Roth IRA accounts are a very useful retirement savings plan and work much like a SIPP pension in the UK. All contributions to these accounts are made with money that you have already paid income tax on. No tax benefit is generated from the contribution, but the withdrawals can be tax-free.
All earnings of any type are not taxed within the account. This means that if investments in a Roth IRA account receives a dividend or interest payment, then that entire dividend or interest payment will be deposited in the account and there will be no taxes paid.
Most common security types (stocks, mutual funds etc) are allowed to be purchased in a Roth IRA. These accounts can be set up at various financial institutions such as discount brokerages, banks or mutual fund companies.
Here is some information on completing a Roth conversion from a 401k or Traditional Roth account.
Annual contribution limits are $5,000 if you are 49 or under, $6,000 if you are age 50 or older. These limits are phased out with higher incomes. Someone earning a high income might have a lower contribution limit or no contribution room at all.
For a more detailed look at the 2009 Roth IRA contribution limits.

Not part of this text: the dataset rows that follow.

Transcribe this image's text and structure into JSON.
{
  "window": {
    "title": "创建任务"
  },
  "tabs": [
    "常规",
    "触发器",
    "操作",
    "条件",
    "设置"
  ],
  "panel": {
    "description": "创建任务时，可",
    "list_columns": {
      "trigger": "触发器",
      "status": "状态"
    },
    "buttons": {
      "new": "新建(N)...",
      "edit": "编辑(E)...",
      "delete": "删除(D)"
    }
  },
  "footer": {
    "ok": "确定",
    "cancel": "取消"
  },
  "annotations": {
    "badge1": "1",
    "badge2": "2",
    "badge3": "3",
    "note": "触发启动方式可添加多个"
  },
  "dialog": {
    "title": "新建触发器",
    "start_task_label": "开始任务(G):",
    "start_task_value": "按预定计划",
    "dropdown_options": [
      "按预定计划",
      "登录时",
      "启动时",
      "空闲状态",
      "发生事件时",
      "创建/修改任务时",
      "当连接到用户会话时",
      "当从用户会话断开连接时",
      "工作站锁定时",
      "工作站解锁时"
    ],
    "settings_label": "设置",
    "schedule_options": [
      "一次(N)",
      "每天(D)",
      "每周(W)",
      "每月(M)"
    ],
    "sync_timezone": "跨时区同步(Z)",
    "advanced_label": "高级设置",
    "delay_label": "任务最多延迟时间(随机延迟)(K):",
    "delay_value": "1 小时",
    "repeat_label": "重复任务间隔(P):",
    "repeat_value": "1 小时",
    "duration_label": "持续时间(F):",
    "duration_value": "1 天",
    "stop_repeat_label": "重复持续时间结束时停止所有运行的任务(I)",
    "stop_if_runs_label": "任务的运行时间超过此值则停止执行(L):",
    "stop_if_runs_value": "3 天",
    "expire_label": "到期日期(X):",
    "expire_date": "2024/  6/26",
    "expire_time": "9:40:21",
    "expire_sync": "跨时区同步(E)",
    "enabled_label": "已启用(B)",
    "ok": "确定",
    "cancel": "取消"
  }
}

That post also covers the Traditional Roth limits.
Contribution room cannot be carried forward for the Roth IRA. It’s a “use it or lose it” type of plan.
Withdrawals of contributions from a Roth IRA are not taxable but withdrawal of earnings are only tax-free if the participant is 59.5 years of age or older and the account has been opened for at least 5 years.

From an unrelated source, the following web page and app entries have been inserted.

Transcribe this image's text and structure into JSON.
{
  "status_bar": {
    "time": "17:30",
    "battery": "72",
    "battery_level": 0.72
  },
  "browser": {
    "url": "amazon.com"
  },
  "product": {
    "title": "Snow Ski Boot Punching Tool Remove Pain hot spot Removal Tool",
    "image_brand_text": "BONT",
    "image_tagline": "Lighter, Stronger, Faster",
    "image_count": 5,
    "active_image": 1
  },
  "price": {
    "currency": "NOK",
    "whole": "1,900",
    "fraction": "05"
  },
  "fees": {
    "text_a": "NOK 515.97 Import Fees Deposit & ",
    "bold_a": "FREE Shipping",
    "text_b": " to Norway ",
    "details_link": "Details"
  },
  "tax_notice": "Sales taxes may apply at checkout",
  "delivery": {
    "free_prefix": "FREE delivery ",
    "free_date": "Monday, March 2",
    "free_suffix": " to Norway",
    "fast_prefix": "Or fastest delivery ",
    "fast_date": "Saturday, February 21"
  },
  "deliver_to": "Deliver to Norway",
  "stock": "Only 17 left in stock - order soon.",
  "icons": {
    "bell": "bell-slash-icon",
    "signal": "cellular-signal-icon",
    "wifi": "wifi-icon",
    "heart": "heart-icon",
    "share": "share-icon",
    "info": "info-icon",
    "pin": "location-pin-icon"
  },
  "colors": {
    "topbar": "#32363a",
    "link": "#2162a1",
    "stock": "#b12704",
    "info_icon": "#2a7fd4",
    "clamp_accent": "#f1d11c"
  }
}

An example of a tax-free withdrawal
Bob, age 33, contributes $5,000 to a Roth IRA in 2009. In 2011 his investment is now worth $8,000. He can withdraw his original $5,000 (contribution) without any taxes being applied. If he withdraws more than his original contribution then the extra amount will be taxed.
Sue has been contributing to a Roth IRA for many years. Since she is over 59.5 years of age and the account has been opened for at least 5 years, she can withdraw both the original contributions plus any earnings tax-free.
Roth IRA income qualifications – Find out if you make too much money to contribute to a Roth.
Photo credit - Taylor Player